The guard of honour for Tutu was not military, but made of clergy and church wardens, who lined Cape Town's inner streets to pay their respects as his cortege arrived at the cathedral for him to lie in state in the days before the funeral.
Bishop Nuttal praised Leah Tutu who was so close to her husband throughout his life and preached of Tutu's authenticity.
"That is why we loved him and respected him and valued him so deeply. Small in physical stature, he was a giant among us morally and spiritually. His faith was authentic, not counterfeit or half-hearted," said Nuttal.
"He lived it, even at great cost to himself, with an inclusive, all-embracing love. His friend, Nelson Mandela, put it perfectly when he said: 'Sometimes strident, often tender, never afraid and seldom without humour, Desmond Tutu's voice will always be the voice of the voiceless.'"
Tutu worked for the World Council of Churches in Geneva from 1972-1975. WCC deputy general secretary Dr. Isabel Apawo Phiri represented the council at the service in St George's Cathedral where Tutu's remains will be buried.
WCC acting general secretary Rev. Prof. Dr Ioan Sauca sent a message to the family on behalf of the WCC.
The message said, "In Desmond Tutu, we all experienced a man of many gifts and accomplishments, as an educator and churchman, a leader in the liberation struggle here and abroad and in the quest for reconciliation, as a husband and father and friend.
"But here, in this house of God, I would lift up one indispensable passion in all he did, namely, his lifelong faith. Desmond Tutu was, first and last, a man of God.
"Yet his faith was not a solipsistic search for certainty, security or a therapeutic comfort. It was rather a confidence in God's loving presence and activity among us, God's fulsome affirmation of our being human, and the fire for justice by which God energizes prophetic action," reads the message.

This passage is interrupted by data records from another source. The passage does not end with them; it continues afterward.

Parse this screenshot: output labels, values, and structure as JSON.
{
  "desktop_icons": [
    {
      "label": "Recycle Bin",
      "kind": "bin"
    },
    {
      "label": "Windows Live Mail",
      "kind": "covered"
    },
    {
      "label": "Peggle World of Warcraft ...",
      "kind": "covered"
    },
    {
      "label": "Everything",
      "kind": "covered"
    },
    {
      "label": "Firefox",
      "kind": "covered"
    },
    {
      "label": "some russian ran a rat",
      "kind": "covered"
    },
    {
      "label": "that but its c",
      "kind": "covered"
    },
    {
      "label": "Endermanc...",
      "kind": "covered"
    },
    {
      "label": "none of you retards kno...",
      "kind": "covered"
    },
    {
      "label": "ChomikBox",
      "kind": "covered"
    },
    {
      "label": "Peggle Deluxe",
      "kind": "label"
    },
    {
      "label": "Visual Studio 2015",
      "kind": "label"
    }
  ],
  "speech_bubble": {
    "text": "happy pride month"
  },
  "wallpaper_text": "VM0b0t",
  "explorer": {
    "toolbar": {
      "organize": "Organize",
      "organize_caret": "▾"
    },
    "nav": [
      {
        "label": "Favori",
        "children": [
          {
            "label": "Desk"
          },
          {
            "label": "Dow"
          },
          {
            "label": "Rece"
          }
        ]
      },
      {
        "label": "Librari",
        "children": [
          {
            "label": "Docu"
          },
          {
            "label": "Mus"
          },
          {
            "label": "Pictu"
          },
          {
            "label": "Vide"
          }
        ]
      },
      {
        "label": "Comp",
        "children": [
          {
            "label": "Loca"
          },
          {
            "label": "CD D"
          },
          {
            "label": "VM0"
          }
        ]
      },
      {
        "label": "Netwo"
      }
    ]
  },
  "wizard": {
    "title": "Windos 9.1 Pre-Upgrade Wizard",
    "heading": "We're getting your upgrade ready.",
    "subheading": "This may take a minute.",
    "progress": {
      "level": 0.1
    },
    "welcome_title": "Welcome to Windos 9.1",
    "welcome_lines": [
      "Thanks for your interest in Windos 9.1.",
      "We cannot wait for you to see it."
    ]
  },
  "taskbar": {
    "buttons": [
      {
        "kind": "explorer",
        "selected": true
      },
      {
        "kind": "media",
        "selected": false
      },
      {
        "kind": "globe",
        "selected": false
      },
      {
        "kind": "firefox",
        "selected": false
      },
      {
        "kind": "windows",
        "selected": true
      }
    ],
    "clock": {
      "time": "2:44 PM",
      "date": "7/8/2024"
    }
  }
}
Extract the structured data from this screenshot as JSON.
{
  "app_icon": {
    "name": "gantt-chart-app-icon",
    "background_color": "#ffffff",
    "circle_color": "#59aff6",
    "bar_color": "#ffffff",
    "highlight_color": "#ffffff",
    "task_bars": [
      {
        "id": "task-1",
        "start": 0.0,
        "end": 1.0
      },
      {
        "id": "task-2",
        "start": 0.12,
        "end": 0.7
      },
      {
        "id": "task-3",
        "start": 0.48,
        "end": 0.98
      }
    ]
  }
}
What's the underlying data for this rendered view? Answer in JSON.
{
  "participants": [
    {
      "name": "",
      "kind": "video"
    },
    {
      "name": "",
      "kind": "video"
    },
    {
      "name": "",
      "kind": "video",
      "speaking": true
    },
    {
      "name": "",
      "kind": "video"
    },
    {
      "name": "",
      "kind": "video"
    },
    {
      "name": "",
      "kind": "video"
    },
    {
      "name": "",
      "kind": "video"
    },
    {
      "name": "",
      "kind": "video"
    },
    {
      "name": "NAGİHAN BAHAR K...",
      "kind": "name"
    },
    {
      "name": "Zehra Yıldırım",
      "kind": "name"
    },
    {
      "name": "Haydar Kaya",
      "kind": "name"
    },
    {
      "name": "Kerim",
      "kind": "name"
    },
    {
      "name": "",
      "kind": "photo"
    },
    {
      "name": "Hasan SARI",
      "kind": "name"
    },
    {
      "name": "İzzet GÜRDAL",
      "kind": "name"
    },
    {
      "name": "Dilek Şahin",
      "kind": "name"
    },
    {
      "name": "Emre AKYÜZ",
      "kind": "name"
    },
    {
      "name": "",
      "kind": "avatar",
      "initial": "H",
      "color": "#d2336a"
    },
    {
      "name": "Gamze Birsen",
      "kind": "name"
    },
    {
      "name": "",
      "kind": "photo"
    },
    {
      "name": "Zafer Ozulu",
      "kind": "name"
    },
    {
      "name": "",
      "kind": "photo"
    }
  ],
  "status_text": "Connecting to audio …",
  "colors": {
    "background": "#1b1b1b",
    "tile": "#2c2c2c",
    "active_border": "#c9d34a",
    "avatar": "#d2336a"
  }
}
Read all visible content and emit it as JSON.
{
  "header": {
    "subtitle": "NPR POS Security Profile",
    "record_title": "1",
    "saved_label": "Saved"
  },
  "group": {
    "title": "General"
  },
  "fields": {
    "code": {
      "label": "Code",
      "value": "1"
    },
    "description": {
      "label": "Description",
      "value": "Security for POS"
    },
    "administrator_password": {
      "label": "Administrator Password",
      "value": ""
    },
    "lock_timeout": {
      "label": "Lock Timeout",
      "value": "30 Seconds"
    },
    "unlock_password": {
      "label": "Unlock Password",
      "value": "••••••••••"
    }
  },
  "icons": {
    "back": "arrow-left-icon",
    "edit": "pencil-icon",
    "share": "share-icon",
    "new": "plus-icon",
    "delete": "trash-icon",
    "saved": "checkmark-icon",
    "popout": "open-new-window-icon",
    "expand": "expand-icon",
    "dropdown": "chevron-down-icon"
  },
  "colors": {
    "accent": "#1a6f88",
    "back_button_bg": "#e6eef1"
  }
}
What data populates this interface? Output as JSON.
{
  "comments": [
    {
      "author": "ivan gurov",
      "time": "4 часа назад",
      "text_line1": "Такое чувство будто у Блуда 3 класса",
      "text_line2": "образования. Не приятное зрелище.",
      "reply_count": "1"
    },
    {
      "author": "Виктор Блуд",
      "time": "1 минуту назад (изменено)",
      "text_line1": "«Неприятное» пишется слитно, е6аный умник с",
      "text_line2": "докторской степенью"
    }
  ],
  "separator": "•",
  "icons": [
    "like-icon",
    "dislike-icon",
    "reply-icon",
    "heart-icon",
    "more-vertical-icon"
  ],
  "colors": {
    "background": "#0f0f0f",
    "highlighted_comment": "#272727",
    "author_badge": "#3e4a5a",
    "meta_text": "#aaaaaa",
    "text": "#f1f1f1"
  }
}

"Desmond Tutu's faith was, in the broadest and best sense, ecumenical, driving to overcome division in a zealous quest for God's reign."